◆ WHAT THE EXERCISE ASKS
Lift every line from the entries that includes the word "朝日新聞社会部".

++++ DATA FOR THIS EXERCISE

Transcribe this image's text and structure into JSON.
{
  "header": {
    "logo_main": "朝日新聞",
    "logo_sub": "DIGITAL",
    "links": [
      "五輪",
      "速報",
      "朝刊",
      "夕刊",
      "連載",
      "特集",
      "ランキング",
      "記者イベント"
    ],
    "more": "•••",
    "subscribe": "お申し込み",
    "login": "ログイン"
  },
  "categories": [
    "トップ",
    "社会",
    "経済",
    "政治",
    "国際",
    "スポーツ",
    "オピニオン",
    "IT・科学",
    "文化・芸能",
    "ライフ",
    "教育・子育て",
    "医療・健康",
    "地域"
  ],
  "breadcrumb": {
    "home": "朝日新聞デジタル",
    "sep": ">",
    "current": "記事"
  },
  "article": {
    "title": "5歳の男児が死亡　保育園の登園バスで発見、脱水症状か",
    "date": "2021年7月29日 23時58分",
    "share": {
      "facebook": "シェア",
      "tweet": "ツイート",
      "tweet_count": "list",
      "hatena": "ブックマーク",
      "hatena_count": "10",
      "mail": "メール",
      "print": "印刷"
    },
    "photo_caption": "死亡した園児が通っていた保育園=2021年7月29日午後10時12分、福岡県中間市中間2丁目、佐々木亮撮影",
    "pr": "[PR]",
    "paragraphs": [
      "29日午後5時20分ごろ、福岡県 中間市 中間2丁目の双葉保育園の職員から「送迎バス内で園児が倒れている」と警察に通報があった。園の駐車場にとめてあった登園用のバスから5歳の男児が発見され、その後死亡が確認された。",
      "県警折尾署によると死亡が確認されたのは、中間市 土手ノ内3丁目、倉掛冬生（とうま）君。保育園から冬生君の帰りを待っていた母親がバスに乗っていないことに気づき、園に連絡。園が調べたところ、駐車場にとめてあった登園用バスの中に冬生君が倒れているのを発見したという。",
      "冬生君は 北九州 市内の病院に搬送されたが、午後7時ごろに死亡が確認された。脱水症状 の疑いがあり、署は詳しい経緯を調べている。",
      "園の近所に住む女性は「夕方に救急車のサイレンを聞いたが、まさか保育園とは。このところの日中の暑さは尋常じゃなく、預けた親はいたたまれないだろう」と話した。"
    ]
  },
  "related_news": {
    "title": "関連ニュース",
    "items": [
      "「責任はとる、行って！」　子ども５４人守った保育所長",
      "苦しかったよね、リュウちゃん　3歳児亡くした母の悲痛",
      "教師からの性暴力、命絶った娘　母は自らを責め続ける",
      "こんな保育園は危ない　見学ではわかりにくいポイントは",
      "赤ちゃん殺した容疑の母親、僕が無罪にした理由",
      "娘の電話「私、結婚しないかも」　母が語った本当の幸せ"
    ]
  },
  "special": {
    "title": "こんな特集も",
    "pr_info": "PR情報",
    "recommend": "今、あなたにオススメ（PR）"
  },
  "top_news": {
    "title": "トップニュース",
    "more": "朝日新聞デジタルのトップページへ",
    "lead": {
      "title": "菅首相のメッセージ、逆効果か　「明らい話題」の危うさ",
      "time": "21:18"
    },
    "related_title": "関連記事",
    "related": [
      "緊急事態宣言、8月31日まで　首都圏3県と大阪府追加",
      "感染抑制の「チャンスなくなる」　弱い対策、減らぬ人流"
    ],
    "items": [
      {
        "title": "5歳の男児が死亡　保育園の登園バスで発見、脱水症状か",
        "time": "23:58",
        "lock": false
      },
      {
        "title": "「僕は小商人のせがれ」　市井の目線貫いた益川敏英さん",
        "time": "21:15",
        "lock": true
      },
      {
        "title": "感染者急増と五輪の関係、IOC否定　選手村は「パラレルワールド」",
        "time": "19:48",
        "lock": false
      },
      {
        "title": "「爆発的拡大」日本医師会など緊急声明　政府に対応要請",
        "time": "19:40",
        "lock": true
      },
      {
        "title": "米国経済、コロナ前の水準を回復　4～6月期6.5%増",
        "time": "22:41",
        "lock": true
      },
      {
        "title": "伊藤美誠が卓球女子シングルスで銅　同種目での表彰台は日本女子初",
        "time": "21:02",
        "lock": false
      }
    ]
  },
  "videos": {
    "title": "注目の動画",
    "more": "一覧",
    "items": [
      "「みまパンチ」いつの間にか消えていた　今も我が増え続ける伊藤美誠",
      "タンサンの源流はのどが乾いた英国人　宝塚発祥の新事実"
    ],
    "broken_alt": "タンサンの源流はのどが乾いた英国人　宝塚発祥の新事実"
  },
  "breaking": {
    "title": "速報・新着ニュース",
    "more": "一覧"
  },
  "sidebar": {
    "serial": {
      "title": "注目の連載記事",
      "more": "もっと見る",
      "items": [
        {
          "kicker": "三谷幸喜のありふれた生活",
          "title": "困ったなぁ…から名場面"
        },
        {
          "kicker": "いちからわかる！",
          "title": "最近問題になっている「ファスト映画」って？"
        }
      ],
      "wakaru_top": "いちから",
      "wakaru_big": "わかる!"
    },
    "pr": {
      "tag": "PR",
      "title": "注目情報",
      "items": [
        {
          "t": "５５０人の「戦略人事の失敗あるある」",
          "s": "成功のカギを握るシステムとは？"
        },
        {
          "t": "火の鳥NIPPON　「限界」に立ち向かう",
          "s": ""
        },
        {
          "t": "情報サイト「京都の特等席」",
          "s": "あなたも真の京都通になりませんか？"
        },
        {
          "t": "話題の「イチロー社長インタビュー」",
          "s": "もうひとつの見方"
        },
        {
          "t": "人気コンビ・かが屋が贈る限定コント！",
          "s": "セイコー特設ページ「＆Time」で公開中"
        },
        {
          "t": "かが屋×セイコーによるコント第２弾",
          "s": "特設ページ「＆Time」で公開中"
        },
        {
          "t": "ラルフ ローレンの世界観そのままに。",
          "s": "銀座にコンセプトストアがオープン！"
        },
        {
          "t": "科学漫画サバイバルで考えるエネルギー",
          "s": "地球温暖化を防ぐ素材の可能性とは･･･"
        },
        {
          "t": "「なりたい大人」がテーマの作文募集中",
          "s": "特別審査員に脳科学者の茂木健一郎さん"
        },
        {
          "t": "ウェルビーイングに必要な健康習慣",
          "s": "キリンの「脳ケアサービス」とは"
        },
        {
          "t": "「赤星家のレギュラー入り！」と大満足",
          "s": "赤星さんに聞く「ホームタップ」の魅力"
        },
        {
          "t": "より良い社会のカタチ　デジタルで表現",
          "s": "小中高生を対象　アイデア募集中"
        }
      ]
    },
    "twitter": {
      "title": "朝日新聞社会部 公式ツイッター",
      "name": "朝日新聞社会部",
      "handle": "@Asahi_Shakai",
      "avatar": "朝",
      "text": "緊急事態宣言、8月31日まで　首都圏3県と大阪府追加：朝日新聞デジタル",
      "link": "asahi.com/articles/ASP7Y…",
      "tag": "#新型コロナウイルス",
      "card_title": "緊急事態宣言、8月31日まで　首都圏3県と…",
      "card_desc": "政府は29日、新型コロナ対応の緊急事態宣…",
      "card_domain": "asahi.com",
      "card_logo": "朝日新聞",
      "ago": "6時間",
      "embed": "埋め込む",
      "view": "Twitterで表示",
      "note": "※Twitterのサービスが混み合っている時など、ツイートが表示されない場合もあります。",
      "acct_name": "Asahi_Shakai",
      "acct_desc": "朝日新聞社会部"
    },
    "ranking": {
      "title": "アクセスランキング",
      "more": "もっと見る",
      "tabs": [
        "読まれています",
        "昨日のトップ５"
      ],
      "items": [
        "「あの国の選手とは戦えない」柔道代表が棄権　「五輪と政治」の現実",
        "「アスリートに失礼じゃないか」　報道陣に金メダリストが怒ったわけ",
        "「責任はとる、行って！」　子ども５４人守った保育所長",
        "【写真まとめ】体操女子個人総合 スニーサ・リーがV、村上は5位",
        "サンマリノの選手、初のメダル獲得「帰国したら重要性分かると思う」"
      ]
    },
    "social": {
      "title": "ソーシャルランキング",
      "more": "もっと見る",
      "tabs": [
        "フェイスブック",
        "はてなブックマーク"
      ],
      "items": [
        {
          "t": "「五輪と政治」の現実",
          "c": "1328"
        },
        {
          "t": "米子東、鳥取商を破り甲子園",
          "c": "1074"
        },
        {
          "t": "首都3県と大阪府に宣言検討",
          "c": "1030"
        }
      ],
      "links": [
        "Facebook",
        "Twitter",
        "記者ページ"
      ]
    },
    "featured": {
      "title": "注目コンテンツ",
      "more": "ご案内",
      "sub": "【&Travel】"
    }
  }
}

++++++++

◆ TASK RESULT
      "title": "朝日新聞社会部 公式ツイッター",
      "name": "朝日新聞社会部",
      "acct_desc": "朝日新聞社会部"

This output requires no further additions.